ASSIGNMENT: Below are records; please give the number of their lines that contain the string "icon", and only that number.

WORKING DATA:
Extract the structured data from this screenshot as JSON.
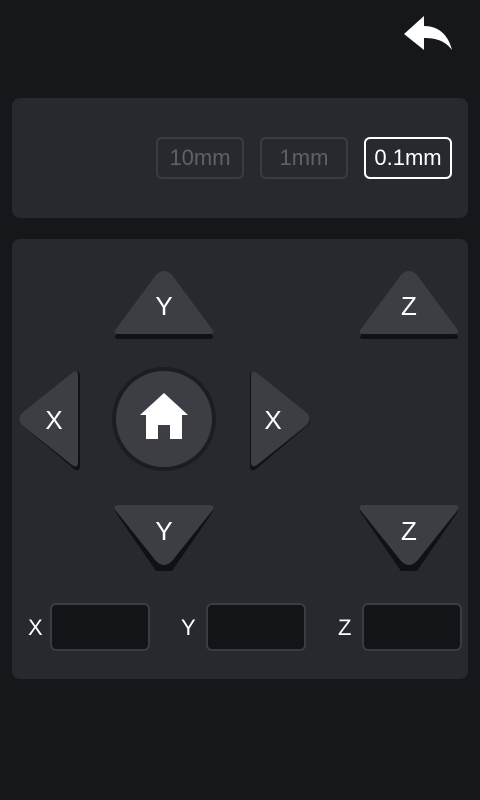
{
  "header": {
    "back_icon": "undo-arrow-icon"
  },
  "step_selector": {
    "options": [
      "10mm",
      "1mm",
      "0.1mm"
    ],
    "selected": "0.1mm"
  },
  "jog": {
    "y_up_label": "Y",
    "y_down_label": "Y",
    "x_left_label": "X",
    "x_right_label": "X",
    "z_up_label": "Z",
    "z_down_label": "Z",
    "home_icon": "home-icon"
  },
  "coordinates": {
    "x_label": "X",
    "y_label": "Y",
    "z_label": "Z",
    "x_value": "",
    "y_value": "",
    "z_value": ""
  },
  "colors": {
    "background": "#16171b",
    "panel": "#27292e",
    "button": "#3c3e44",
    "active_border": "#ffffff",
    "inactive_text": "#5e6167"
  }
}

ANSWER SECTION: 2